Meanwhile, the U.S. Anti-Doping Agency (USADA) also responded to the letter from Raskin and Ocasio-Cortez, and it asserted that the rules on marijuana for international athletes “must change.” USADA had previously expressed sympathy for Richardson and indicated that it may be time for a reevaluation of the marijuana prohibition—but the latest statement explicitly calls for a policy change.
USADA wrote that “President Joe Biden described the way forward best when he said” that the “rules are rules,” but those regulations may need to be reevaluated.
Also this month, the White House press secretary—like USADA—expressed sympathy for the runner and indicated that it may be time for a reevaluation of the marijuana prohibition.

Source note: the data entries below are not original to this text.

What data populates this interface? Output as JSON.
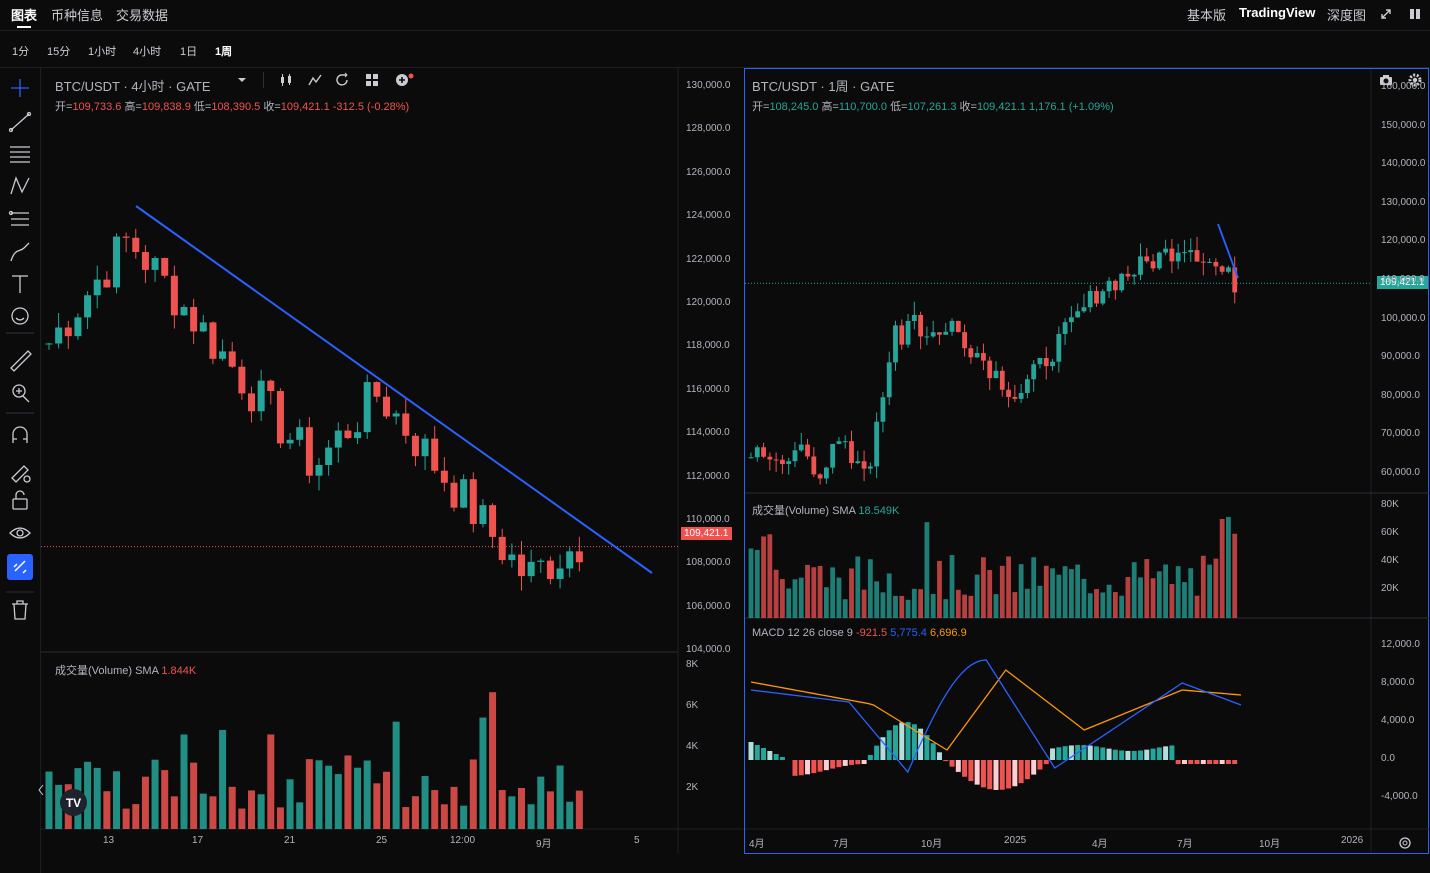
{
  "topbar": {
    "tabs": [
      "图表",
      "币种信息",
      "交易数据"
    ],
    "right": [
      "基本版",
      "TradingView",
      "深度图"
    ]
  },
  "toolbar": {
    "timeframes": [
      "1分",
      "15分",
      "1小时",
      "4小时",
      "1日",
      "1周"
    ],
    "active_timeframe": "1周"
  },
  "left_chart": {
    "title": "BTC/USDT · 4小时 · GATE",
    "ohlc": {
      "o_label": "开=",
      "o": "109,733.6",
      "h_label": "高=",
      "h": "109,838.9",
      "l_label": "低=",
      "l": "108,390.5",
      "c_label": "收=",
      "c": "109,421.1",
      "change": "-312.5 (-0.28%)"
    },
    "price_labels": [
      "130,000.0",
      "128,000.0",
      "126,000.0",
      "124,000.0",
      "122,000.0",
      "120,000.0",
      "118,000.0",
      "116,000.0",
      "114,000.0",
      "112,000.0",
      "110,000.0",
      "108,000.0",
      "106,000.0",
      "104,000.0"
    ],
    "current_price": "109,421.1",
    "volume_title": "成交量(Volume)  SMA",
    "volume_value": "1.844K",
    "volume_labels": [
      "8K",
      "6K",
      "4K",
      "2K"
    ],
    "time_labels": [
      "13",
      "17",
      "21",
      "25",
      "12:00",
      "9月",
      "5"
    ]
  },
  "right_chart": {
    "title": "BTC/USDT · 1周 · GATE",
    "ohlc": {
      "o_label": "开=",
      "o": "108,245.0",
      "h_label": "高=",
      "h": "110,700.0",
      "l_label": "低=",
      "l": "107,261.3",
      "c_label": "收=",
      "c": "109,421.1",
      "change": "1,176.1 (+1.09%)"
    },
    "price_labels": [
      "160,000.0",
      "150,000.0",
      "140,000.0",
      "130,000.0",
      "120,000.0",
      "110,000.0",
      "100,000.0",
      "90,000.0",
      "80,000.0",
      "70,000.0",
      "60,000.0"
    ],
    "current_price": "109,421.1",
    "volume_title": "成交量(Volume)  SMA",
    "volume_value": "18.549K",
    "volume_labels": [
      "80K",
      "60K",
      "40K",
      "20K"
    ],
    "macd_title": "MACD 12 26 close 9",
    "macd_values": {
      "hist": "-921.5",
      "macd": "5,775.4",
      "signal": "6,696.9"
    },
    "macd_labels": [
      "12,000.0",
      "8,000.0",
      "4,000.0",
      "0.0",
      "-4,000.0"
    ],
    "time_labels": [
      "4月",
      "7月",
      "10月",
      "2025",
      "4月",
      "7月",
      "10月",
      "2026"
    ]
  },
  "colors": {
    "up": "#26a69a",
    "down": "#ef5350",
    "trendline": "#2962ff",
    "accent": "#2962ff"
  },
  "icons": [
    "crosshair-icon",
    "trendline-icon",
    "fib-icon",
    "pattern-icon",
    "projection-icon",
    "brush-icon",
    "text-icon",
    "emoji-icon",
    "ruler-icon",
    "zoom-icon",
    "magnet-icon",
    "lock-drawing-icon",
    "lock-icon",
    "eye-icon",
    "link-icon",
    "trash-icon"
  ]
}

Press Secretary Jen Psaki previously declined to condemn Olympics officials’ sanction on Richardson when asked about the issue at a briefing with reporters earlier this month, but she told CNN in the newer comments that the case highlights the need to “take another look” at the rules on cannabis, especially in light of the decision to bar the athlete from a second event that fell outside the scope of the 30-day suspension.
USA Track & Field also said recently that international policy on cannabis punishments for athletes “should be reevaluated.” And following Ocasio-Cortez and Raskin’s letter, a separate group of lawmakers also sent a letter to USADA last week to urge a policy change.
At Wednesday’s hearing on the crack-powder sentencing bill, Cohen also asserted that “this war on drugs is as much—and I would submit a greater—failure than Afghanistan.” And if the U.S. can withdraw from that war, “we can get out of the war on drugs too.”
The failed war on drugs fueled mass incarceration.— Hakeem Jeffries (@RepJeffries) July 21, 2021
It ruined lives, families & communities.@HouseJudiciary just advanced the EQUAL Act 36-5.
Our bipartisan bill eliminates the unjust sentencing disparity between crack-cocaine & powder-cocaine, which began at 100-1.
Ds & Rs are working together to pass the #EqualAct & reform drug sentencing laws.— Rep. Lou Correa (@RepLouCorrea) July 21, 2021
We must eliminate policies that have disproportionate effects on different groups.
Our decades-long war on drugs must turn to treatment and cure, as opposed to incarceration. https://t.co/sSt9qofoJ6
The legislation enjoyed broad support, though several Republicans pointed out that Biden and Senate Majority Leader Chuck Schumer (D-NY) endorsed the harsh penalties for crack when they were enacted in the 1980s.
The sentencing disparity between crack and powder cocaine is a relic of the failed “war on drugs.” I introduced the bipartisan #EQUALAct with @RepJeffries @RepArmstrongND @RepDonBacon to eliminate the disparity. https://t.co/lsf94aH01t— Rep. Bobby Scott (@BobbyScott) July 21, 2021